------ Input data ------

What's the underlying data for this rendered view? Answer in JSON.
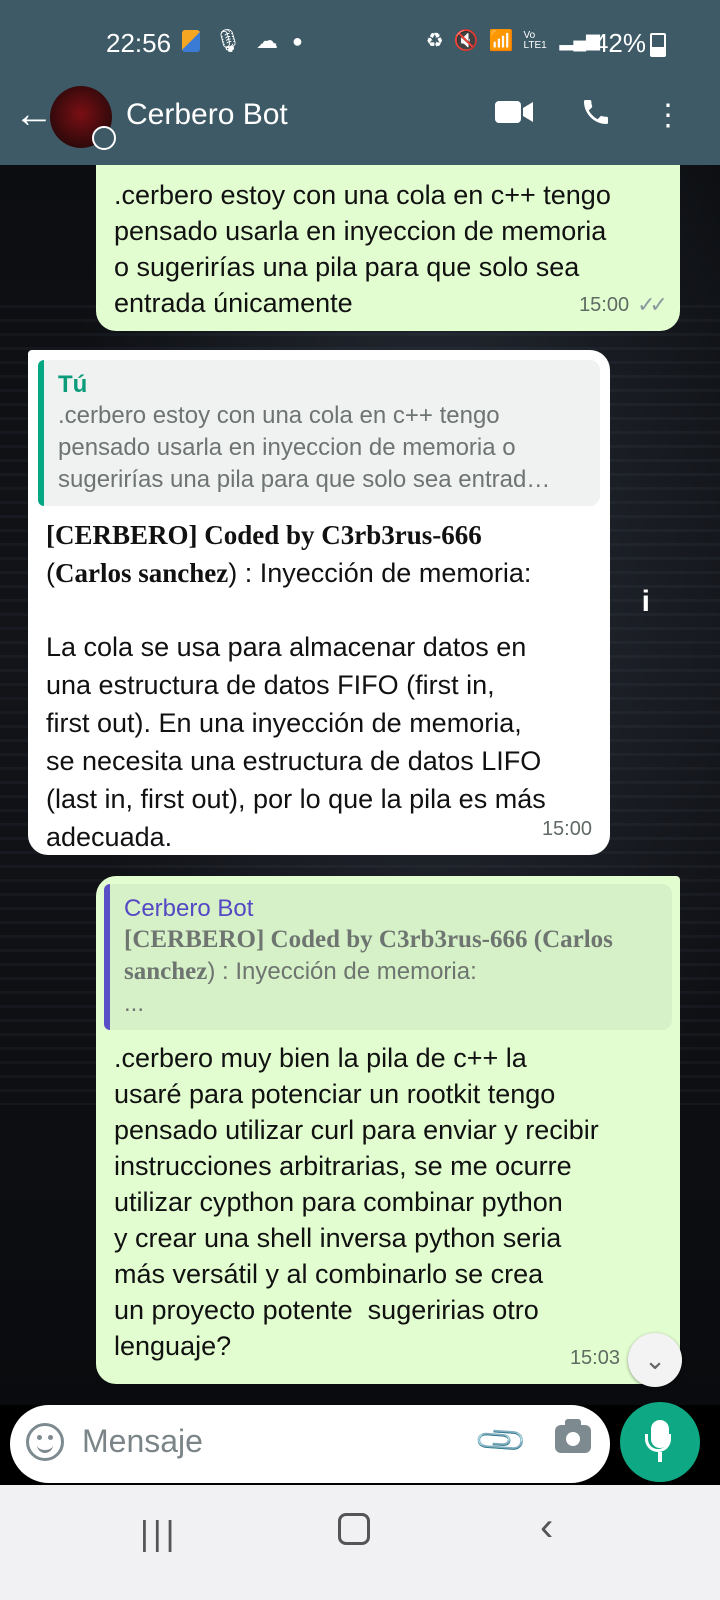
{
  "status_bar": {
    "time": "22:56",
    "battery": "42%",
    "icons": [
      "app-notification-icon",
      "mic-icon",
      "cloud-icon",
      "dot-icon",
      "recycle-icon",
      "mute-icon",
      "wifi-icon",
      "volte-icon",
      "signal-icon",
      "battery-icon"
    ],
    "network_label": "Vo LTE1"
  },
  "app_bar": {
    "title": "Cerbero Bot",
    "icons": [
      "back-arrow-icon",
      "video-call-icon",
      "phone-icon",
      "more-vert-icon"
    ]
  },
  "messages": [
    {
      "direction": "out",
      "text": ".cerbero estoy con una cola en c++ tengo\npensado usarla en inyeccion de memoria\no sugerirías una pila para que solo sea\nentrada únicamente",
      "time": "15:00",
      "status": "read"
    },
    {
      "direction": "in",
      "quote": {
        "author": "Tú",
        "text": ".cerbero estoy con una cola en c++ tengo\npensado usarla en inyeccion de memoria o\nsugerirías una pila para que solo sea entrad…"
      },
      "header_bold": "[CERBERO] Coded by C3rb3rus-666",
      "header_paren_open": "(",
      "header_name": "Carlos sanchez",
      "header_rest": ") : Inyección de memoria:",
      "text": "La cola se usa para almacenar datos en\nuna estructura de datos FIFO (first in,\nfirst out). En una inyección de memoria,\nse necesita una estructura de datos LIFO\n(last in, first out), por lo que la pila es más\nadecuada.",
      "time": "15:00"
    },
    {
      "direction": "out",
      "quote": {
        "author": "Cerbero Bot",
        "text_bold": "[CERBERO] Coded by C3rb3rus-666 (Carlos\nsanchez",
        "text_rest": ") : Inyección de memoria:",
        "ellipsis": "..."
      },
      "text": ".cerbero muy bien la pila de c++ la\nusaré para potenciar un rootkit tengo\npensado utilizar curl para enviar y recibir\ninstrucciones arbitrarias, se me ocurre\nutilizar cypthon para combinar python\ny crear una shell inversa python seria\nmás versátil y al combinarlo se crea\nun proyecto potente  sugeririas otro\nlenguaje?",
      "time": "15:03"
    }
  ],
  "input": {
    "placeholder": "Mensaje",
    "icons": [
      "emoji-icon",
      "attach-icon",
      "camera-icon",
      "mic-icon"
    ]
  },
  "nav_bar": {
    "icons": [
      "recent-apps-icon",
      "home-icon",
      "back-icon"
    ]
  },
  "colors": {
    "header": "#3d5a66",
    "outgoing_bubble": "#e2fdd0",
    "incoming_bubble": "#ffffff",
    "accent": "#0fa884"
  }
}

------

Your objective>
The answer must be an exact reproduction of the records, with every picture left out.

Response for this exercise>
What's the underlying data for this rendered view? Answer in JSON.
{
  "status_bar": {
    "time": "22:56",
    "battery": "42%",
    "icons": [
      "app-notification-icon",
      "mic-icon",
      "cloud-icon",
      "dot-icon",
      "recycle-icon",
      "mute-icon",
      "wifi-icon",
      "volte-icon",
      "signal-icon",
      "battery-icon"
    ],
    "network_label": "Vo LTE1"
  },
  "app_bar": {
    "title": "Cerbero Bot",
    "icons": [
      "back-arrow-icon",
      "video-call-icon",
      "phone-icon",
      "more-vert-icon"
    ]
  },
  "messages": [
    {
      "direction": "out",
      "text": ".cerbero estoy con una cola en c++ tengo\npensado usarla en inyeccion de memoria\no sugerirías una pila para que solo sea\nentrada únicamente",
      "time": "15:00",
      "status": "read"
    },
    {
      "direction": "in",
      "quote": {
        "author": "Tú",
        "text": ".cerbero estoy con una cola en c++ tengo\npensado usarla en inyeccion de memoria o\nsugerirías una pila para que solo sea entrad…"
      },
      "header_bold": "[CERBERO] Coded by C3rb3rus-666",
      "header_paren_open": "(",
      "header_name": "Carlos sanchez",
      "header_rest": ") : Inyección de memoria:",
      "text": "La cola se usa para almacenar datos en\nuna estructura de datos FIFO (first in,\nfirst out). En una inyección de memoria,\nse necesita una estructura de datos LIFO\n(last in, first out), por lo que la pila es más\nadecuada.",
      "time": "15:00"
    },
    {
      "direction": "out",
      "quote": {
        "author": "Cerbero Bot",
        "text_bold": "[CERBERO] Coded by C3rb3rus-666 (Carlos\nsanchez",
        "text_rest": ") : Inyección de memoria:",
        "ellipsis": "..."
      },
      "text": ".cerbero muy bien la pila de c++ la\nusaré para potenciar un rootkit tengo\npensado utilizar curl para enviar y recibir\ninstrucciones arbitrarias, se me ocurre\nutilizar cypthon para combinar python\ny crear una shell inversa python seria\nmás versátil y al combinarlo se crea\nun proyecto potente  sugeririas otro\nlenguaje?",
      "time": "15:03"
    }
  ],
  "input": {
    "placeholder": "Mensaje",
    "icons": [
      "emoji-icon",
      "attach-icon",
      "camera-icon",
      "mic-icon"
    ]
  },
  "nav_bar": {
    "icons": [
      "recent-apps-icon",
      "home-icon",
      "back-icon"
    ]
  },
  "colors": {
    "header": "#3d5a66",
    "outgoing_bubble": "#e2fdd0",
    "incoming_bubble": "#ffffff",
    "accent": "#0fa884"
  }
}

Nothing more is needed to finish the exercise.